Stored items from a collection:
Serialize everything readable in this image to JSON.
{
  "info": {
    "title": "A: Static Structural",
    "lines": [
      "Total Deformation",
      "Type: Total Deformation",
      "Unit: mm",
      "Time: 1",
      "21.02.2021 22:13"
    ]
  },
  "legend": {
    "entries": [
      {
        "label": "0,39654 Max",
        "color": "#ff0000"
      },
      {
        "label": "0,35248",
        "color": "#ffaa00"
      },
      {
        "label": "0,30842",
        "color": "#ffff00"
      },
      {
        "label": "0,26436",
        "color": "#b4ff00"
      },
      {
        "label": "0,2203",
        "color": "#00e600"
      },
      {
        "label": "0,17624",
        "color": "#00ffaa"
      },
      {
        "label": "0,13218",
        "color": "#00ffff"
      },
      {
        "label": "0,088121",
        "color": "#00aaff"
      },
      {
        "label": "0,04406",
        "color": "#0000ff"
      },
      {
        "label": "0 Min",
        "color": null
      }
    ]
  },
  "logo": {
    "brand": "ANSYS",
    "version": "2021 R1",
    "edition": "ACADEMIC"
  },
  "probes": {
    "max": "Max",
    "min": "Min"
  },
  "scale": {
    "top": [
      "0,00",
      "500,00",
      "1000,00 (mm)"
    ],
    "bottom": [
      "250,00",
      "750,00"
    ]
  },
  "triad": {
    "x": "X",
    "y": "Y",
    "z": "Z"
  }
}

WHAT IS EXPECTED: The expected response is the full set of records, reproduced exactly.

ANSWER BELOW:
Serialize everything readable in this image to JSON.
{
  "info": {
    "title": "A: Static Structural",
    "lines": [
      "Total Deformation",
      "Type: Total Deformation",
      "Unit: mm",
      "Time: 1",
      "21.02.2021 22:13"
    ]
  },
  "legend": {
    "entries": [
      {
        "label": "0,39654 Max",
        "color": "#ff0000"
      },
      {
        "label": "0,35248",
        "color": "#ffaa00"
      },
      {
        "label": "0,30842",
        "color": "#ffff00"
      },
      {
        "label": "0,26436",
        "color": "#b4ff00"
      },
      {
        "label": "0,2203",
        "color": "#00e600"
      },
      {
        "label": "0,17624",
        "color": "#00ffaa"
      },
      {
        "label": "0,13218",
        "color": "#00ffff"
      },
      {
        "label": "0,088121",
        "color": "#00aaff"
      },
      {
        "label": "0,04406",
        "color": "#0000ff"
      },
      {
        "label": "0 Min",
        "color": null
      }
    ]
  },
  "logo": {
    "brand": "ANSYS",
    "version": "2021 R1",
    "edition": "ACADEMIC"
  },
  "probes": {
    "max": "Max",
    "min": "Min"
  },
  "scale": {
    "top": [
      "0,00",
      "500,00",
      "1000,00 (mm)"
    ],
    "bottom": [
      "250,00",
      "750,00"
    ]
  },
  "triad": {
    "x": "X",
    "y": "Y",
    "z": "Z"
  }
}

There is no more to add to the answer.